‘West Indies not a lost cause’
Head coach Stuart Law believes there is enough ability within the West Indies set-up, to be able to transform the struggling regional side into a winning unit.
The one-day side suffered a 3-0 whitewash at the hands of England on Thursday after going down by 186 runs at Kensington Oval but Law said even though disappointed, there were enough signs there to suggest a turnaround could be achieved.
“First glimpse of what I’ve got to work with, there are some very encouraging signs,” said the Australian, who was presiding over his first series.
“I thought we bowled particularly well throughout the series. [On Thursday] probably wasn’t a great bowling performance but the first two were acceptable. In the batting we had guys getting starts but not anyone going on getting big scores and I think that’s an area we need to improve.
“To be honest, I’m not pleased with the result but very, very happy to see some guys who have actually got something to give out in the cricket field and they want to be there to do it.”
West Indies lost back-to-back games at the Vivian Richards Cricket Stadium in Antigua to concede the series before producing easily their worse performance to suffer their heaviest ODI defeat to England.
They struggled in all departments, with only Jonathan Carter (137) and Jason Mohammed (132) managing over 100 runs and posting half-centuries.
Off-spinner Ashley Nurse led the wicket-takers with six scalps but captain and seamer Jason Holder took his first wicket of the series in Thursday’s final game when he finished with three, while pacer Carlos Brathwaite and leg-spinner Devenra Bishoo both struggled.
The squad boasts an average age of 26 and Holder, with 51 ODIs, is the most experienced player but even with the palpable lack of experience, Law said he was content to work with the young players he had inherited.
“I’d like to see the guys that we have seen playing in this series get more experience as well and you only get that from playing.
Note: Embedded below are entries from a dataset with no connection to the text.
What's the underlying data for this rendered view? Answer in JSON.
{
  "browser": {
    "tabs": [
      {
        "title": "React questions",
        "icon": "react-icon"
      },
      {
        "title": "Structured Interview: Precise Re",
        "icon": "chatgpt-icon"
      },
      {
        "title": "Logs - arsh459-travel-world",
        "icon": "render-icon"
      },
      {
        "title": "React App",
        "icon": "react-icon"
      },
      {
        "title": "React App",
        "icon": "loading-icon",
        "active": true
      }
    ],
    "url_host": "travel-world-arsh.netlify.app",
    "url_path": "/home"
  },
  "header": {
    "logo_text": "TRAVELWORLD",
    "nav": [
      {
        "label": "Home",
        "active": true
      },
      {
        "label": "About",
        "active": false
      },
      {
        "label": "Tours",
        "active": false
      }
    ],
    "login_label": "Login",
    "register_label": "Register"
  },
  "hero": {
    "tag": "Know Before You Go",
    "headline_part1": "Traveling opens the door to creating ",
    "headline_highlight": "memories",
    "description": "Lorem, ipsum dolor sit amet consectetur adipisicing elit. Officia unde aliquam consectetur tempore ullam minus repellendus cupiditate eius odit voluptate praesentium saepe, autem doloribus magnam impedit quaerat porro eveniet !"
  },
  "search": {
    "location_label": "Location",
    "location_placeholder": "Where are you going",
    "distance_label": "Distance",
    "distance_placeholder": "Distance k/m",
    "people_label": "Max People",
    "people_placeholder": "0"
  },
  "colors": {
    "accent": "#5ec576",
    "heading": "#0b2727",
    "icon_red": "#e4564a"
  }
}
You don’t get that from sitting on the sidelines,” he said yesterday at the Oval.
“Experience is very difficult to buy on a shelf. You need the player to have actually lived the game to have been through the tough situations and willing to work hard with the young crew to make them appreciate success as well.
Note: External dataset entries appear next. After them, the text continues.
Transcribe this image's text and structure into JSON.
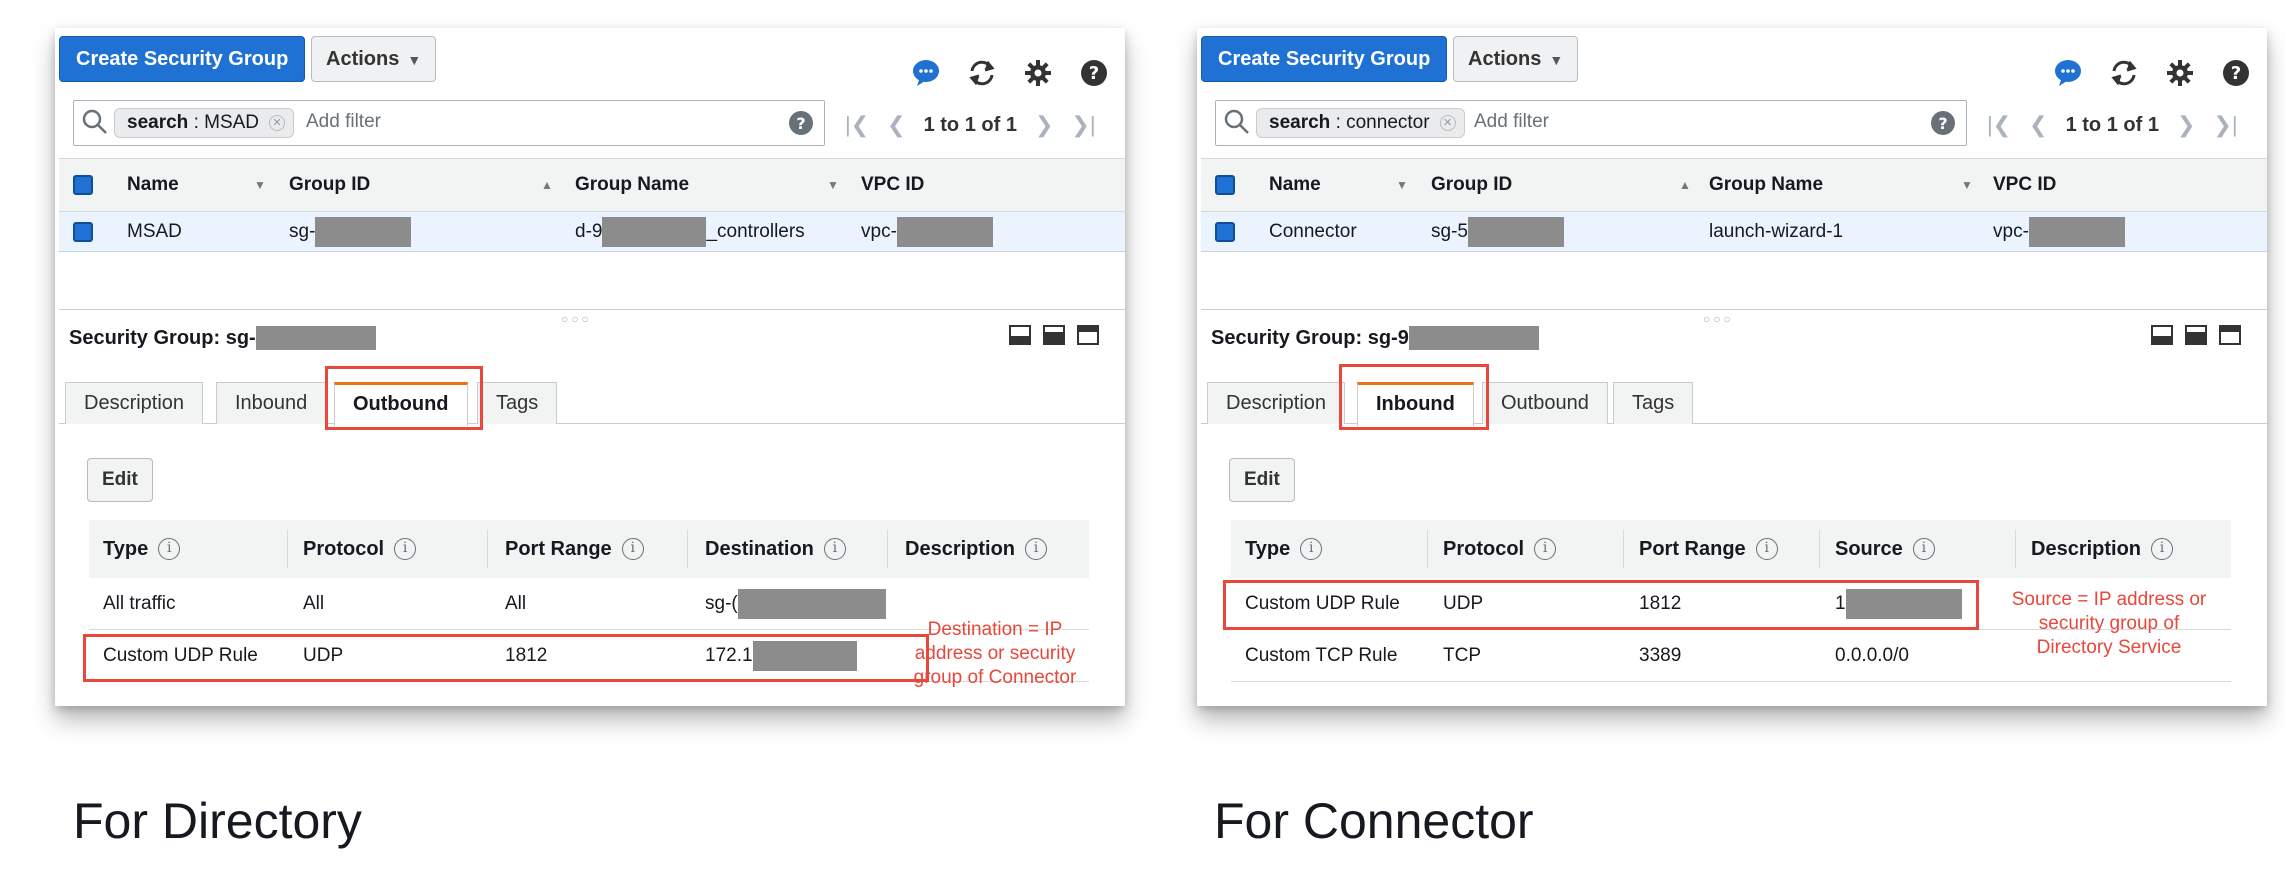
{
  "panels": [
    {
      "id": "directory",
      "create_button": "Create Security Group",
      "actions_button": "Actions",
      "filter_chip_key": "search",
      "filter_chip_value": ": MSAD",
      "add_filter": "Add filter",
      "pager_text": "1 to 1 of 1",
      "grid_columns": [
        "Name",
        "Group ID",
        "Group Name",
        "VPC ID"
      ],
      "grid_row": {
        "name": "MSAD",
        "group_id_prefix": "sg-",
        "group_name_prefix": "d-9",
        "group_name_suffix": "_controllers",
        "vpc_prefix": "vpc-"
      },
      "sg_title": "Security Group: sg-",
      "tabs": [
        "Description",
        "Inbound",
        "Outbound",
        "Tags"
      ],
      "active_tab": "Outbound",
      "edit_button": "Edit",
      "rules_columns": [
        "Type",
        "Protocol",
        "Port Range",
        "Destination",
        "Description"
      ],
      "rules": [
        {
          "type": "All traffic",
          "protocol": "All",
          "port_range": "All",
          "target": "sg-("
        },
        {
          "type": "Custom UDP Rule",
          "protocol": "UDP",
          "port_range": "1812",
          "target": "172.1"
        }
      ],
      "note": "Destination = IP\naddress or security\ngroup of Connector",
      "caption": "For Directory"
    },
    {
      "id": "connector",
      "create_button": "Create Security Group",
      "actions_button": "Actions",
      "filter_chip_key": "search",
      "filter_chip_value": ": connector",
      "add_filter": "Add filter",
      "pager_text": "1 to 1 of 1",
      "grid_columns": [
        "Name",
        "Group ID",
        "Group Name",
        "VPC ID"
      ],
      "grid_row": {
        "name": "Connector",
        "group_id_prefix": "sg-5",
        "group_name_prefix": "launch-wizard-1",
        "group_name_suffix": "",
        "vpc_prefix": "vpc-"
      },
      "sg_title": "Security Group: sg-9",
      "tabs": [
        "Description",
        "Inbound",
        "Outbound",
        "Tags"
      ],
      "active_tab": "Inbound",
      "edit_button": "Edit",
      "rules_columns": [
        "Type",
        "Protocol",
        "Port Range",
        "Source",
        "Description"
      ],
      "rules": [
        {
          "type": "Custom UDP Rule",
          "protocol": "UDP",
          "port_range": "1812",
          "target": "1"
        },
        {
          "type": "Custom TCP Rule",
          "protocol": "TCP",
          "port_range": "3389",
          "target": "0.0.0.0/0"
        }
      ],
      "note": "Source = IP address or\nsecurity group of\nDirectory Service",
      "caption": "For Connector"
    }
  ],
  "colors": {
    "primary_button": "#1f72d3",
    "highlight": "#e8473b",
    "active_tab_accent": "#ec7211",
    "redaction": "#8c8c8c"
  },
  "icons": [
    "chat-icon",
    "refresh-icon",
    "settings-gear-icon",
    "help-icon",
    "search-icon",
    "first-page-icon",
    "prev-page-icon",
    "next-page-icon",
    "last-page-icon"
  ]
}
“So it’s a tough thing to just turn up and find but I’m pretty confident that these young guys they’ve got something that burns within them about the game of cricket.”
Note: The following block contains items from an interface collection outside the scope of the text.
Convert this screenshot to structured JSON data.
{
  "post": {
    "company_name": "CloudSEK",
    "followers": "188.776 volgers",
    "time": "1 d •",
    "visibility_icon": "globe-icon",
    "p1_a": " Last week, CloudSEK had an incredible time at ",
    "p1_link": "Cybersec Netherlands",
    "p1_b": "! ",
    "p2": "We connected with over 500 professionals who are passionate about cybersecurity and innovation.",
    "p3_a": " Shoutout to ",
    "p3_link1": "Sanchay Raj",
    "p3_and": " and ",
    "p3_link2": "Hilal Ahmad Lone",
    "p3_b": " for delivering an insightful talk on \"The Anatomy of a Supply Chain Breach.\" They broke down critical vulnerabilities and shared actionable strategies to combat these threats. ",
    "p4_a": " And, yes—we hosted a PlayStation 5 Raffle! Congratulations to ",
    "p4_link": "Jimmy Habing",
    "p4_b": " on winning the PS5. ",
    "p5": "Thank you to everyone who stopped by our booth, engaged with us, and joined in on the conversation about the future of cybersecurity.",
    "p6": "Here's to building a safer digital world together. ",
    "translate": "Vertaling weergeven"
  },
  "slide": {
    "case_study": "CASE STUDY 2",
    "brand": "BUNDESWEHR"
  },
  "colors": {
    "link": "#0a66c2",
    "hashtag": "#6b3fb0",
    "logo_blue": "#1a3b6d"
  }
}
He added: “They are really down right now and they should be … but they’ve just got to get back and work hard. With hard work comes good things so fingers crossed [and] we can work hard enough, we’ve got some good times ahead.”